  •  Swap your pizza and pasta for high protein, low GI meals, massively reducing your sugar consumption
  • Attempt to eat 5 times a day 3 meals and 2 snacks

By following the advice above you will be taking yourself off of the sugar and adrenaline roller coaster, that your body will inevitably be on if you currently have a high carbohydrate diet.  The Food Doctor Ian Marber has some great suggestions, on how to maintain healthy eating habits, which will undoubtedly have a positive impact on your physical and emotional well being.

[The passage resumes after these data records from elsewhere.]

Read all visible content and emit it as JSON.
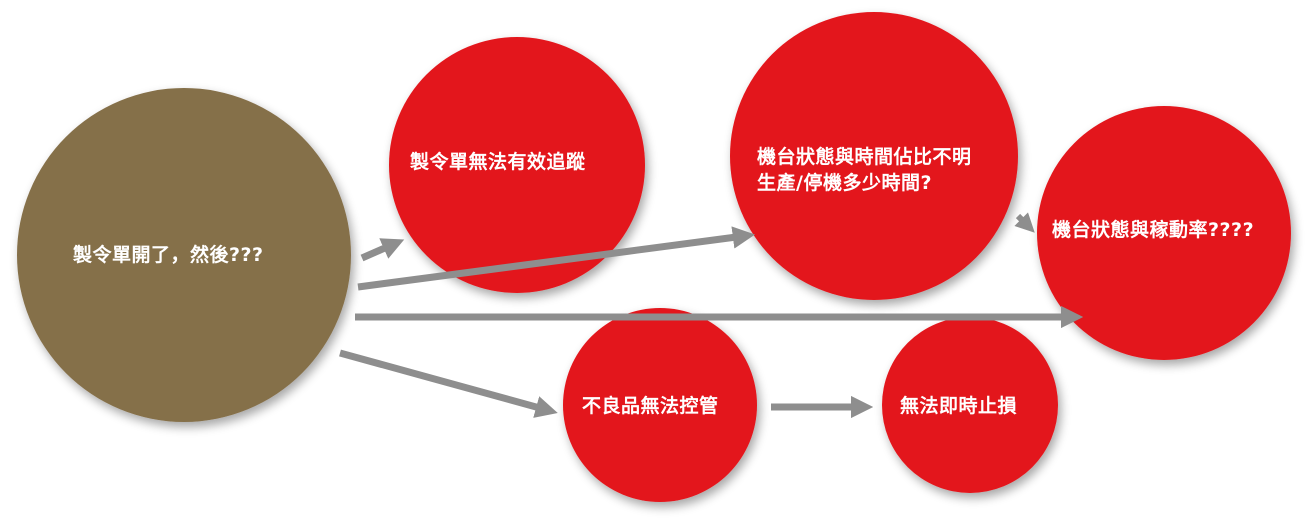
{
  "colors": {
    "start_node": "#856F4A",
    "problem_node": "#E3151B",
    "arrow": "#8E8E8E",
    "label": "#FFFFFF"
  },
  "nodes": {
    "start": {
      "label": "製令單開了，然後???"
    },
    "tracking": {
      "label": "製令單無法有效追蹤"
    },
    "machine_status": {
      "line1": "機台狀態與時間佔比不明",
      "line2": "生產/停機多少時間?"
    },
    "utilization": {
      "label": "機台狀態與稼動率????"
    },
    "defects": {
      "label": "不良品無法控管"
    },
    "loss": {
      "label": "無法即時止損"
    }
  }
}
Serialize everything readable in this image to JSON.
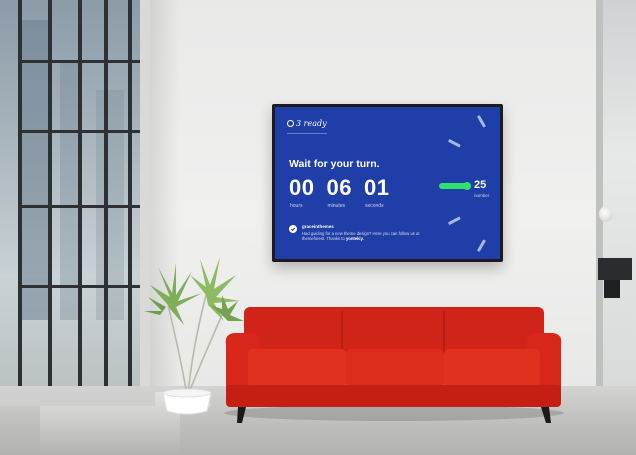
{
  "screen": {
    "logo_text": "3 ready",
    "headline": "Wait for your turn.",
    "countdown": [
      {
        "value": "00",
        "label": "hours"
      },
      {
        "value": "06",
        "label": "minutes"
      },
      {
        "value": "01",
        "label": "seconds"
      }
    ],
    "queue": {
      "number": "25",
      "label": "number"
    },
    "message": {
      "author": "graceinthemes",
      "body": "Had guiding for a new theme design? Here you can follow us at themeforest. Thanks to",
      "link": "yontekiy."
    }
  },
  "colors": {
    "screen_bg": "#1f3ea8",
    "accent_green": "#2ee06c",
    "couch_red": "#d8271a",
    "wall": "#eeeeed"
  },
  "icons": [
    "check-circle-icon",
    "logo-mark-icon"
  ]
}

The tips above are starting points to help you on journey and leave anxiety in your past.  There are lots of self help tips, advice and forums available on the internet for you to seek free support from.  I have listed some resources below.  However, if you’re anxiety is holding you back in the extreme, whilst the above tips will help, I do advise you to seek professional help.

Other Resources

Mind.org.uk

Anxiety.org.uk

http://www.moodjuice.scot.nhs.uk/anxiety.asp Is an excellent self-help work book that will help you to start taking control of the anxiety

Talking Therapies

General Hypnotherapy Register

Cognitive Behavioral Therapy Register

Books

How to Stop Worrying

The Worry Cure: Seven Steps to Stop Worry from Worrying You

The Food Doctor Everyday Diet

 

Photo credit: http://www.flickr.com/x/t/0091009/photos/hollylay/

Pin It on Pinterest

Share This